• **Your instructions**: Print all the entries exactly.

========================

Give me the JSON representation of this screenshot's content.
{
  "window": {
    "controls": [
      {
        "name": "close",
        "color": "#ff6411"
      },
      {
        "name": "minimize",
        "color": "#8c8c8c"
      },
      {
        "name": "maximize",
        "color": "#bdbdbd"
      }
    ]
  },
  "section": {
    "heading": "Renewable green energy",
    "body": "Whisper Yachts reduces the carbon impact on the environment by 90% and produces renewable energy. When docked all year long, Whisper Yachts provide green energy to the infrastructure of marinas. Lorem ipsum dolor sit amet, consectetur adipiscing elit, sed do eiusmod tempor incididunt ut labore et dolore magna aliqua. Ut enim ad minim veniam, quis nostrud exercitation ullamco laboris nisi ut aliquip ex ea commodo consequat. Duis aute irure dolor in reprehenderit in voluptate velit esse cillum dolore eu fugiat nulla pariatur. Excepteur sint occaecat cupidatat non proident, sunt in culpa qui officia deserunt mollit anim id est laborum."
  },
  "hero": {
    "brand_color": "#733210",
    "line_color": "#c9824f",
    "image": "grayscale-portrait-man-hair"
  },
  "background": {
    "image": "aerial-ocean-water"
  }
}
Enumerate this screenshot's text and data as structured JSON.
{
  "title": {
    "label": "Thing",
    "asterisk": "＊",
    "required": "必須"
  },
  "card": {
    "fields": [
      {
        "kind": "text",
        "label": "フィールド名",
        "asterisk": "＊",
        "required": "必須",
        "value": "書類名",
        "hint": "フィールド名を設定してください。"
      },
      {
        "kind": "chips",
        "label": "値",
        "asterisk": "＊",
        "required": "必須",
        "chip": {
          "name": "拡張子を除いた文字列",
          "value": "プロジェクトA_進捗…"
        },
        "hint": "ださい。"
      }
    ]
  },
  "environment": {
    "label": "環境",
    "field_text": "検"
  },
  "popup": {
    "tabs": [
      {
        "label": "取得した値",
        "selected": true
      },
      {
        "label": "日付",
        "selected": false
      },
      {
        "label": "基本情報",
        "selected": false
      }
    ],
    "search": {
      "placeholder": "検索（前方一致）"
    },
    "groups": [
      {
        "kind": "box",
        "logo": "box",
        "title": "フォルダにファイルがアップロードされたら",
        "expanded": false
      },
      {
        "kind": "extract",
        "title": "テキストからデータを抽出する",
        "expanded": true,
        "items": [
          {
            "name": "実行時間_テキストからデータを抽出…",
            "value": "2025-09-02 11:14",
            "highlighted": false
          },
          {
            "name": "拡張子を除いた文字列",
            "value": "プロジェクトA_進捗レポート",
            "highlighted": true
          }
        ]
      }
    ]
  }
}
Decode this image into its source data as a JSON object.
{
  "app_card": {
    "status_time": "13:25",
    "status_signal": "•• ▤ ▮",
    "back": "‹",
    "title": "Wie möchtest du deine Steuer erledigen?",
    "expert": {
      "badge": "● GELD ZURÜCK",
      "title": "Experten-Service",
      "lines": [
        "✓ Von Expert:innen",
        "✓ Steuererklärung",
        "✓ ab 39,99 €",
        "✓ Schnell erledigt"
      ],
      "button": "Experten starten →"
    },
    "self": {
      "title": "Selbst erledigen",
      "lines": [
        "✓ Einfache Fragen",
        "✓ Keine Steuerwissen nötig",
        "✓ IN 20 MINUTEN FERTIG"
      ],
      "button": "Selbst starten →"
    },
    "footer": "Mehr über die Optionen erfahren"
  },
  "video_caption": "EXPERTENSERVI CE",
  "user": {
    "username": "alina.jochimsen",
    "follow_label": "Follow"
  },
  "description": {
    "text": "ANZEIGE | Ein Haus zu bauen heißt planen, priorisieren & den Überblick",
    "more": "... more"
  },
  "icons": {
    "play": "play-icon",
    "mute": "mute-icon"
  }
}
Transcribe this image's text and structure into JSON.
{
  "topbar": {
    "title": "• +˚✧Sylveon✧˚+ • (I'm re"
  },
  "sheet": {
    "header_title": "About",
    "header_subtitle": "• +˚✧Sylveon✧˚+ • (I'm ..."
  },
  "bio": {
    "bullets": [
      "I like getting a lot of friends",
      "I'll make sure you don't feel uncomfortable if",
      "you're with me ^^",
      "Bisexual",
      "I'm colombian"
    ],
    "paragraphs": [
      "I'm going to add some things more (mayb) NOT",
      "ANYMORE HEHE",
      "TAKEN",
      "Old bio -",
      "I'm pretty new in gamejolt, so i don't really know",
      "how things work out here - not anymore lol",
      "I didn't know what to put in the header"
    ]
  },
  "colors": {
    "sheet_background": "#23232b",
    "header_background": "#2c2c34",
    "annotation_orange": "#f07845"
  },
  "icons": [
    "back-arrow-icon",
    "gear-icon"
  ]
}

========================

• **Task answer**:
Give me the JSON representation of this screenshot's content.
{
  "window": {
    "controls": [
      {
        "name": "close",
        "color": "#ff6411"
      },
      {
        "name": "minimize",
        "color": "#8c8c8c"
      },
      {
        "name": "maximize",
        "color": "#bdbdbd"
      }
    ]
  },
  "section": {
    "heading": "Renewable green energy",
    "body": "Whisper Yachts reduces the carbon impact on the environment by 90% and produces renewable energy. When docked all year long, Whisper Yachts provide green energy to the infrastructure of marinas. Lorem ipsum dolor sit amet, consectetur adipiscing elit, sed do eiusmod tempor incididunt ut labore et dolore magna aliqua. Ut enim ad minim veniam, quis nostrud exercitation ullamco laboris nisi ut aliquip ex ea commodo consequat. Duis aute irure dolor in reprehenderit in voluptate velit esse cillum dolore eu fugiat nulla pariatur. Excepteur sint occaecat cupidatat non proident, sunt in culpa qui officia deserunt mollit anim id est laborum."
  },
  "hero": {
    "brand_color": "#733210",
    "line_color": "#c9824f",
    "image": "grayscale-portrait-man-hair"
  },
  "background": {
    "image": "aerial-ocean-water"
  }
}
Enumerate this screenshot's text and data as structured JSON.
{
  "title": {
    "label": "Thing",
    "asterisk": "＊",
    "required": "必須"
  },
  "card": {
    "fields": [
      {
        "kind": "text",
        "label": "フィールド名",
        "asterisk": "＊",
        "required": "必須",
        "value": "書類名",
        "hint": "フィールド名を設定してください。"
      },
      {
        "kind": "chips",
        "label": "値",
        "asterisk": "＊",
        "required": "必須",
        "chip": {
          "name": "拡張子を除いた文字列",
          "value": "プロジェクトA_進捗…"
        },
        "hint": "ださい。"
      }
    ]
  },
  "environment": {
    "label": "環境",
    "field_text": "検"
  },
  "popup": {
    "tabs": [
      {
        "label": "取得した値",
        "selected": true
      },
      {
        "label": "日付",
        "selected": false
      },
      {
        "label": "基本情報",
        "selected": false
      }
    ],
    "search": {
      "placeholder": "検索（前方一致）"
    },
    "groups": [
      {
        "kind": "box",
        "logo": "box",
        "title": "フォルダにファイルがアップロードされたら",
        "expanded": false
      },
      {
        "kind": "extract",
        "title": "テキストからデータを抽出する",
        "expanded": true,
        "items": [
          {
            "name": "実行時間_テキストからデータを抽出…",
            "value": "2025-09-02 11:14",
            "highlighted": false
          },
          {
            "name": "拡張子を除いた文字列",
            "value": "プロジェクトA_進捗レポート",
            "highlighted": true
          }
        ]
      }
    ]
  }
}
Decode this image into its source data as a JSON object.
{
  "app_card": {
    "status_time": "13:25",
    "status_signal": "•• ▤ ▮",
    "back": "‹",
    "title": "Wie möchtest du deine Steuer erledigen?",
    "expert": {
      "badge": "● GELD ZURÜCK",
      "title": "Experten-Service",
      "lines": [
        "✓ Von Expert:innen",
        "✓ Steuererklärung",
        "✓ ab 39,99 €",
        "✓ Schnell erledigt"
      ],
      "button": "Experten starten →"
    },
    "self": {
      "title": "Selbst erledigen",
      "lines": [
        "✓ Einfache Fragen",
        "✓ Keine Steuerwissen nötig",
        "✓ IN 20 MINUTEN FERTIG"
      ],
      "button": "Selbst starten →"
    },
    "footer": "Mehr über die Optionen erfahren"
  },
  "video_caption": "EXPERTENSERVI CE",
  "user": {
    "username": "alina.jochimsen",
    "follow_label": "Follow"
  },
  "description": {
    "text": "ANZEIGE | Ein Haus zu bauen heißt planen, priorisieren & den Überblick",
    "more": "... more"
  },
  "icons": {
    "play": "play-icon",
    "mute": "mute-icon"
  }
}
Transcribe this image's text and structure into JSON.
{
  "topbar": {
    "title": "• +˚✧Sylveon✧˚+ • (I'm re"
  },
  "sheet": {
    "header_title": "About",
    "header_subtitle": "• +˚✧Sylveon✧˚+ • (I'm ..."
  },
  "bio": {
    "bullets": [
      "I like getting a lot of friends",
      "I'll make sure you don't feel uncomfortable if",
      "you're with me ^^",
      "Bisexual",
      "I'm colombian"
    ],
    "paragraphs": [
      "I'm going to add some things more (mayb) NOT",
      "ANYMORE HEHE",
      "TAKEN",
      "Old bio -",
      "I'm pretty new in gamejolt, so i don't really know",
      "how things work out here - not anymore lol",
      "I didn't know what to put in the header"
    ]
  },
  "colors": {
    "sheet_background": "#23232b",
    "header_background": "#2c2c34",
    "annotation_orange": "#f07845"
  },
  "icons": [
    "back-arrow-icon",
    "gear-icon"
  ]
}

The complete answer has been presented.